New Ebola Cases May Soon Reach 10,000 a Week, Health Officials Predict

EbolaBy 

From: The New York Times

UNITED NATIONS — Schools have shut down, elections have been postponed, mining and logging companies have withdrawn, farmers have abandoned their fields. The Ebola virus ravaging West Africa has renewed the risk of political instability in a region barely recovering from civil war, United Nations officials said Tuesday, hours after the World Health Organization reported that new cases could reach 10,000 a week by December — 10 times the current rate. Continue reading

Spanish nurse tests positive for Ebola in first reported transmission outside Africa

A military medical team transfers Manuel Garcia Viejo from Sierra Leone to Spain in September. A Spanish nurse who treated the priest has been diagnosed with Ebola, it was announced Monday.Female nurse was part of medical team that treated Spanish priest who died in hospital last month after being flown back from Sierra Leone.

MADRID—In the first known transmission of the current outbreak of Ebola outside West Africa, a Spanish nurse who treated a missionary for the disease at a Madrid hospital has tested positive for the virus, Spain’s health minister said Monday.

The female nurse was part of the medical team that treated a 69-year-old Spanish priest who died in hospital last month after being flown back from Sierra Leone, where he was posted, Health Minister Ana Mato said. The nurse is believed to have contracted the virus from that priest. Continue reading

Water rationing hits California: limit of 50 gallons per person per day or face fines of $500

Drought-Conditions-Dry-Land-Dirt-Sand-Hand-DustBy: Mike Adams

Millions of Californians are about to be hit with strict water rationing — daily “allocation” numbers that represent the maximum amount of water you’re allowed to use for any purpose. Households that exceed the allocation limit will face stiff fines of hundreds of dollars per violation.

“In July, the State Water Resources Control Board passed stage one emergency regulations, giving powers to all local water agencies to fine $500 per violation,” reports the San Gabriel Valley Tribune. [1]

Keep in mind that these are only “stage one” emergency regulations.
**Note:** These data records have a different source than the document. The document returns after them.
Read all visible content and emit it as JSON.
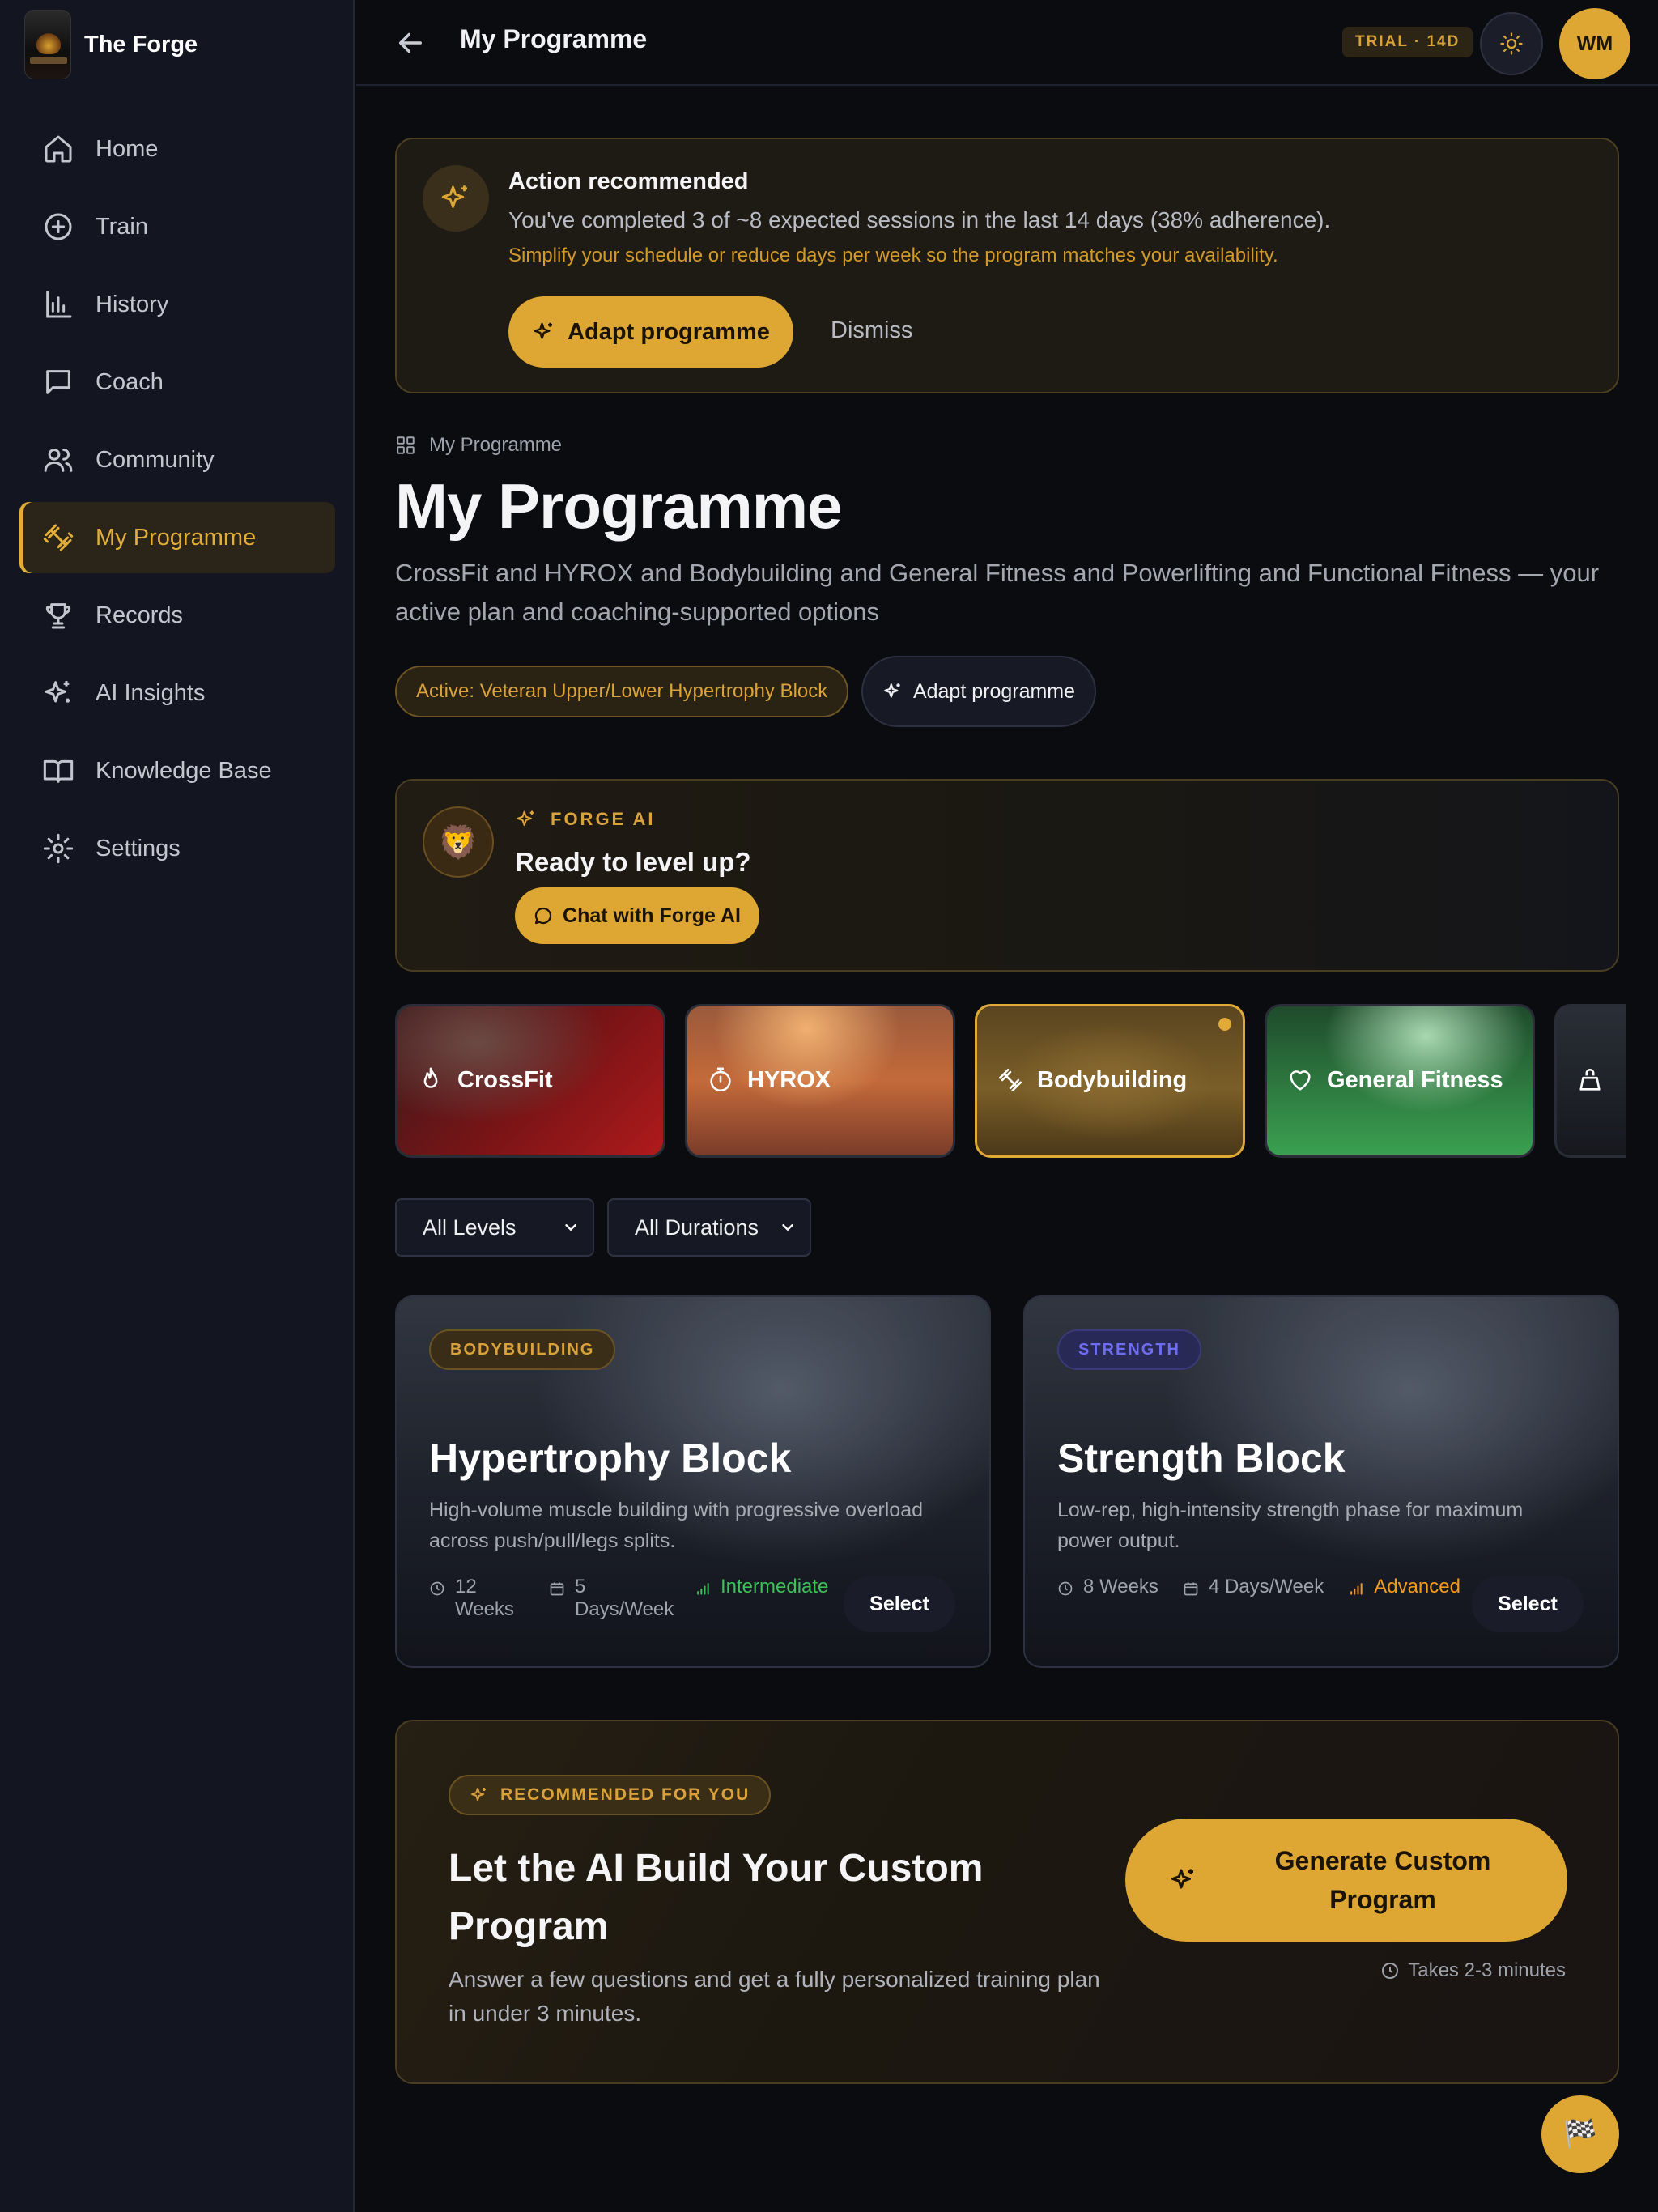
{
  "brand": {
    "name": "The Forge"
  },
  "sidebar": {
    "items": [
      {
        "label": "Home",
        "icon": "home-icon"
      },
      {
        "label": "Train",
        "icon": "plus-circle-icon"
      },
      {
        "label": "History",
        "icon": "bar-chart-icon"
      },
      {
        "label": "Coach",
        "icon": "chat-icon"
      },
      {
        "label": "Community",
        "icon": "users-icon"
      },
      {
        "label": "My Programme",
        "icon": "dumbbell-icon",
        "active": true
      },
      {
        "label": "Records",
        "icon": "trophy-icon"
      },
      {
        "label": "AI Insights",
        "icon": "sparkles-icon"
      },
      {
        "label": "Knowledge Base",
        "icon": "book-icon"
      },
      {
        "label": "Settings",
        "icon": "gear-icon"
      }
    ]
  },
  "topbar": {
    "title": "My Programme",
    "trial": "TRIAL · 14D",
    "avatar": "WM"
  },
  "alert": {
    "title": "Action recommended",
    "body": "You've completed 3 of ~8 expected sessions in the last 14 days (38% adherence).",
    "hint": "Simplify your schedule or reduce days per week so the program matches your availability.",
    "adapt_label": "Adapt programme",
    "dismiss_label": "Dismiss"
  },
  "page": {
    "breadcrumb": "My Programme",
    "title": "My Programme",
    "subtitle": "CrossFit and HYROX and Bodybuilding and General Fitness and Powerlifting and Functional Fitness — your active plan and coaching-supported options",
    "active_pill": "Active: Veteran Upper/Lower Hypertrophy Block",
    "adapt_label": "Adapt programme"
  },
  "forge_ai": {
    "tag": "FORGE AI",
    "title": "Ready to level up?",
    "chat_label": "Chat with Forge AI",
    "avatar_emoji": "🦁"
  },
  "categories": [
    {
      "label": "CrossFit",
      "icon": "flame-icon"
    },
    {
      "label": "HYROX",
      "icon": "stopwatch-icon"
    },
    {
      "label": "Bodybuilding",
      "icon": "dumbbell-icon",
      "selected": true
    },
    {
      "label": "General Fitness",
      "icon": "heart-icon"
    },
    {
      "label": "",
      "icon": "kettlebell-icon"
    }
  ],
  "filters": {
    "level": "All Levels",
    "duration": "All Durations"
  },
  "programs": [
    {
      "badge": "BODYBUILDING",
      "title": "Hypertrophy Block",
      "description": "High-volume muscle building with progressive overload across push/pull/legs splits.",
      "weeks": "12 Weeks",
      "days": "5 Days/Week",
      "level": "Intermediate",
      "select": "Select"
    },
    {
      "badge": "STRENGTH",
      "title": "Strength Block",
      "description": "Low-rep, high-intensity strength phase for maximum power output.",
      "weeks": "8 Weeks",
      "days": "4 Days/Week",
      "level": "Advanced",
      "select": "Select"
    }
  ],
  "recommend": {
    "tag": "RECOMMENDED FOR YOU",
    "title": "Let the AI Build Your Custom Program",
    "description": "Answer a few questions and get a fully personalized training plan in under 3 minutes.",
    "button": "Generate Custom Program",
    "time": "Takes 2-3 minutes"
  },
  "fab": {
    "emoji": "🏁"
  },
  "colors": {
    "accent": "#dea633",
    "background": "#0b0c10",
    "sidebar": "#131621",
    "intermediate": "#3fbf5a",
    "advanced": "#f39a1d",
    "strength_badge": "#6e6cf0"
  }
}
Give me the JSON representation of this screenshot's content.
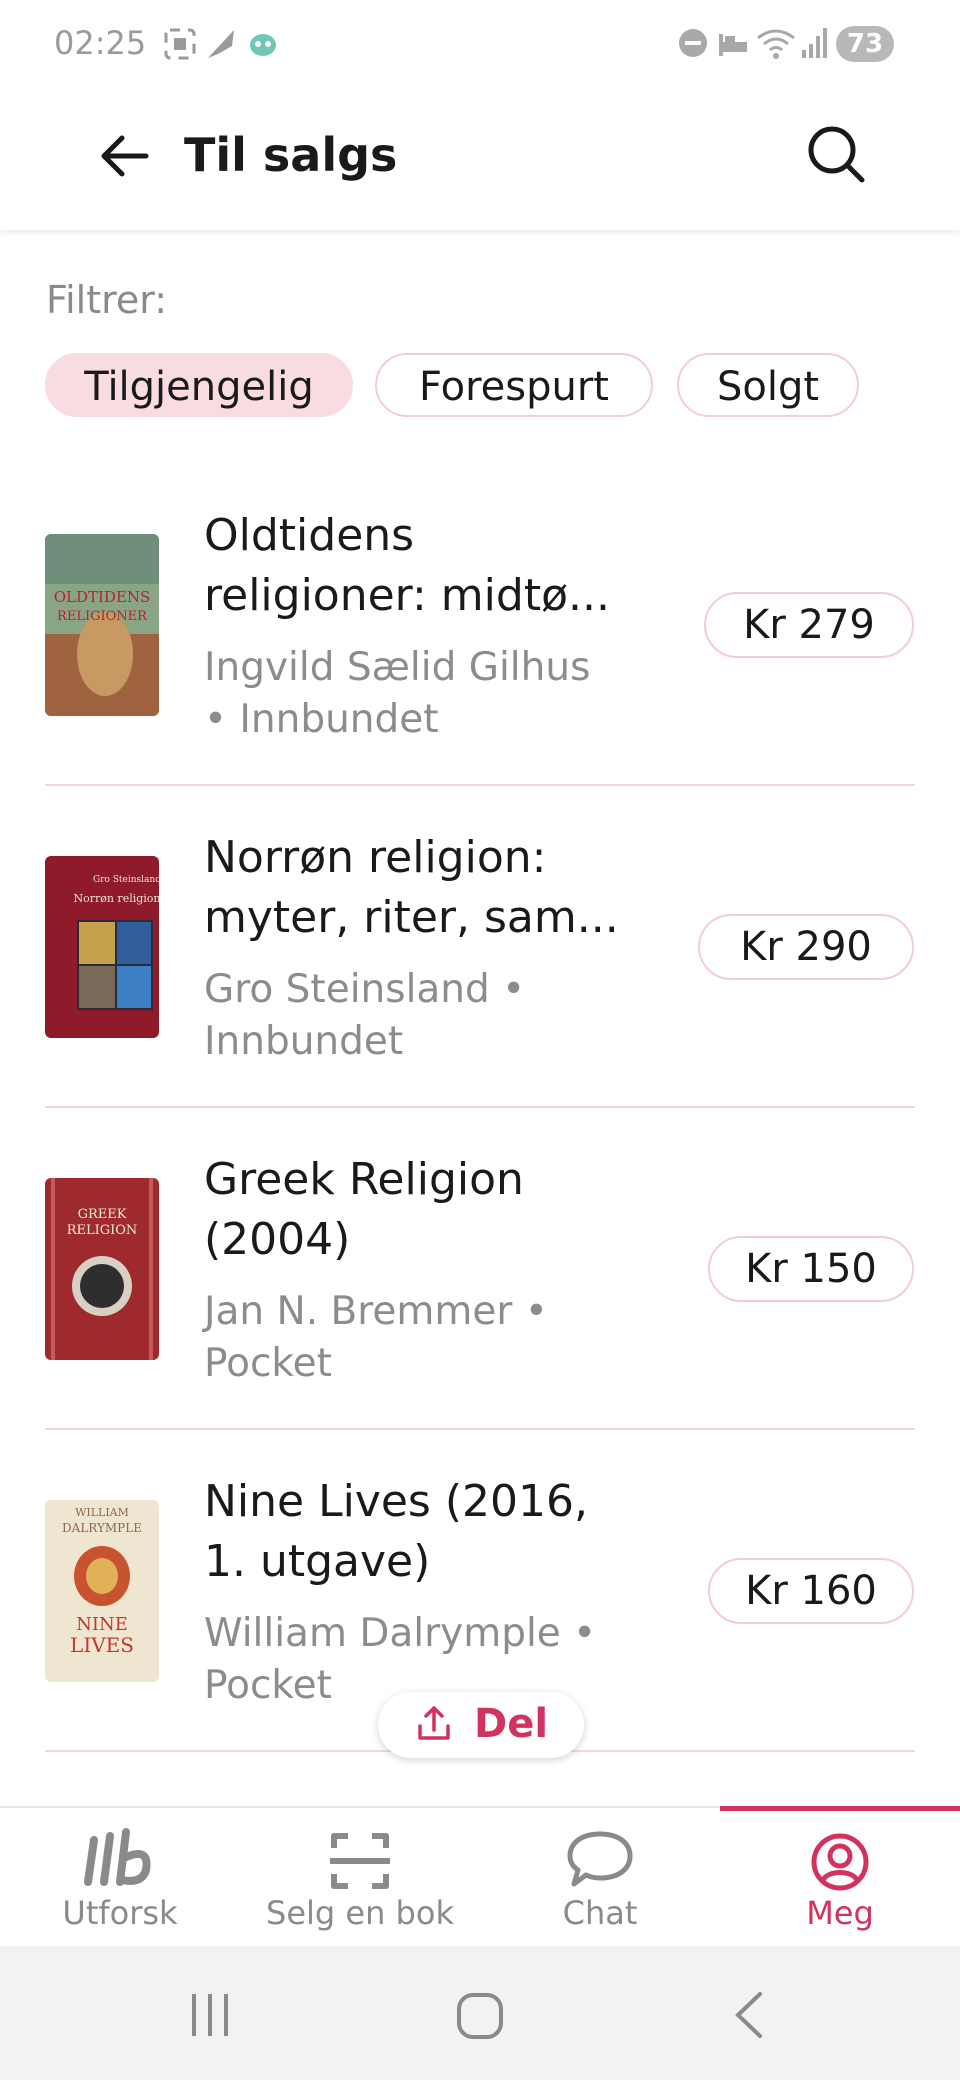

Stages two and three have yet to be invoked and will only become more severe.

The amount of water each household is allowed by water districts will be determined by government employees viewing satellite imagery of private properties, then calculating how much water that property should be allowed to use. Continue reading